** Input material follows **

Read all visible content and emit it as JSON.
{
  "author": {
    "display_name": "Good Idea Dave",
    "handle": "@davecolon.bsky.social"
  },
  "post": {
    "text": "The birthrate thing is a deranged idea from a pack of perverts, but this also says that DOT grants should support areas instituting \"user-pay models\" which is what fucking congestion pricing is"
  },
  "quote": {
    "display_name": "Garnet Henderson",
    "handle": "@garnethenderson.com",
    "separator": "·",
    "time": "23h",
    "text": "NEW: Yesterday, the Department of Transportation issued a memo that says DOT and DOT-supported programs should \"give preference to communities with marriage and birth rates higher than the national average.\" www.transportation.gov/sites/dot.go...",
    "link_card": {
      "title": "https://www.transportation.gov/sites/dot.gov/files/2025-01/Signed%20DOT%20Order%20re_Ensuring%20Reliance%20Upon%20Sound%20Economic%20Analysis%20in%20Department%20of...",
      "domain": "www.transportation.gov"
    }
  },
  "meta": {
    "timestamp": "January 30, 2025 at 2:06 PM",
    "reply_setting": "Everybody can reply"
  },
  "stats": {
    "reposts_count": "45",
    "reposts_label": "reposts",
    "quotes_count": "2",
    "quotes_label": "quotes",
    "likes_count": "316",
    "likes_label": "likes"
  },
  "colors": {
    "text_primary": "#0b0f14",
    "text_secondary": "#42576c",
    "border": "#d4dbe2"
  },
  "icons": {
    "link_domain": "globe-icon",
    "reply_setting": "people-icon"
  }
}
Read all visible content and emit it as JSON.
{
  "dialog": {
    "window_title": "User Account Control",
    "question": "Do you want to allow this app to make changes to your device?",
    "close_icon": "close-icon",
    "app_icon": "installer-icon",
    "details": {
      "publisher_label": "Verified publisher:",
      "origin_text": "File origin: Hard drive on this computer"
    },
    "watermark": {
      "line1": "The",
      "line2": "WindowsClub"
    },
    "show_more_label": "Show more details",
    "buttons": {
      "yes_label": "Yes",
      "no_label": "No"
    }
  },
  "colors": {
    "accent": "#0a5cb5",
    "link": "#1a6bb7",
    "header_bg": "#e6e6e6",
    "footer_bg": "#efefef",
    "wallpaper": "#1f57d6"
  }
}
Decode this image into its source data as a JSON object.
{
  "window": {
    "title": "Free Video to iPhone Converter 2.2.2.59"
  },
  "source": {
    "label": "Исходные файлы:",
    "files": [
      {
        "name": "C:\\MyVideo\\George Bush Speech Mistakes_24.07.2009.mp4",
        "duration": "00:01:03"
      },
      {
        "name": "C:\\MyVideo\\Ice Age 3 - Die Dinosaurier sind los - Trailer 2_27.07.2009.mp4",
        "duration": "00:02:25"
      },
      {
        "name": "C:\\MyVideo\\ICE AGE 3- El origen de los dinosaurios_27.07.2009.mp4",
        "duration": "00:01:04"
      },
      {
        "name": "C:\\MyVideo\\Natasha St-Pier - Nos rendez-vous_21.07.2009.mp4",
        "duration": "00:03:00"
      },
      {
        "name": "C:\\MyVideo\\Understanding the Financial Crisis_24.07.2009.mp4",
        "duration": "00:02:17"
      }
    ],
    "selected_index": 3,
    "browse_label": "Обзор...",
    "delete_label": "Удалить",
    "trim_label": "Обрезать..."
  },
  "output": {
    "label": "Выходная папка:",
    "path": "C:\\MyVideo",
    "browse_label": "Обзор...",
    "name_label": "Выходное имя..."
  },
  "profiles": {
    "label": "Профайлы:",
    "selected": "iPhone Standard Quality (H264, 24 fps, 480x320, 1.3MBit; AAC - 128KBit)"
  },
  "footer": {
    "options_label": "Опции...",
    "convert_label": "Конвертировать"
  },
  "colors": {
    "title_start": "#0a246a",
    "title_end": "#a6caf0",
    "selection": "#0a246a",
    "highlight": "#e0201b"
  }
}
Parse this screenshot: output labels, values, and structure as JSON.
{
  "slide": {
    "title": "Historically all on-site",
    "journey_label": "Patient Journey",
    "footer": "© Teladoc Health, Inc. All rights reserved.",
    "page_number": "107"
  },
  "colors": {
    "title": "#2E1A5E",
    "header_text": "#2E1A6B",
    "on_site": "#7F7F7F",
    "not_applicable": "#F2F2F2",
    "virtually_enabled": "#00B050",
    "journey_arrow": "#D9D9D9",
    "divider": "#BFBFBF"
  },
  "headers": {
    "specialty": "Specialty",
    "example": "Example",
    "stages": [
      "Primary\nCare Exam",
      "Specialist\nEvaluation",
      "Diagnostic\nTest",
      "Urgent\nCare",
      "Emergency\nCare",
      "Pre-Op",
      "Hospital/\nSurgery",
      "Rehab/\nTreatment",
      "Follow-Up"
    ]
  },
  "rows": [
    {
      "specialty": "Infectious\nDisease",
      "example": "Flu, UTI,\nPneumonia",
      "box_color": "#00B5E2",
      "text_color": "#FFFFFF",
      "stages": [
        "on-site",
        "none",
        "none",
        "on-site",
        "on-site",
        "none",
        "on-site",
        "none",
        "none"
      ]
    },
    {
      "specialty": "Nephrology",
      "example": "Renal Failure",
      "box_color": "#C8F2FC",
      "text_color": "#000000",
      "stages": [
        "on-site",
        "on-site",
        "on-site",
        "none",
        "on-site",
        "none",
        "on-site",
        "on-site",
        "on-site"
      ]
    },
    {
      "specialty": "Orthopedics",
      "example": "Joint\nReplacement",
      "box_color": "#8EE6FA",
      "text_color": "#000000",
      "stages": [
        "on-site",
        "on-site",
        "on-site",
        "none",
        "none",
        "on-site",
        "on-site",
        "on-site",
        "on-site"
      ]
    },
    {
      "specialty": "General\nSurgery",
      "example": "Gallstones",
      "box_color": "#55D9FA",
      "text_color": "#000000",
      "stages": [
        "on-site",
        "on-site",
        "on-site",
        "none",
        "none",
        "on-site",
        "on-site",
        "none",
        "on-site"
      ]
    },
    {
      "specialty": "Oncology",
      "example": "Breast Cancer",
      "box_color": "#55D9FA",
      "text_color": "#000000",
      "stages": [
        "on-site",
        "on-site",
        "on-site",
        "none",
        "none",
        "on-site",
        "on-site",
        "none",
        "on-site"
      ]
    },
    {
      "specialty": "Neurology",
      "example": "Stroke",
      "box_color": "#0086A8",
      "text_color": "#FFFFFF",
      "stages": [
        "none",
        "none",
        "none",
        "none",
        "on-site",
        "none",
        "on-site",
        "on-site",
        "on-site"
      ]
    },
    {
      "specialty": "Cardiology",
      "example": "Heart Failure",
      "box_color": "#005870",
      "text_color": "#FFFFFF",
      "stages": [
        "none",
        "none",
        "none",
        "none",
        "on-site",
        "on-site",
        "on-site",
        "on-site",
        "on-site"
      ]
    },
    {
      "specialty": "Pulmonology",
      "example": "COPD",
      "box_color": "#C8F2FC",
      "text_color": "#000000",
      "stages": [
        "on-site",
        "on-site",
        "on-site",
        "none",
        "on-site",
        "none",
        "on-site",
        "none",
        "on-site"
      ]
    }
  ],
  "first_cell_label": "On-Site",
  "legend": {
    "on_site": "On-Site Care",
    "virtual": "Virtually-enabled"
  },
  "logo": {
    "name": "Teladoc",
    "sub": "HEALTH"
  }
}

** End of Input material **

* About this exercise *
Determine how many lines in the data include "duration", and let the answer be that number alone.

* Response to this exercise *
5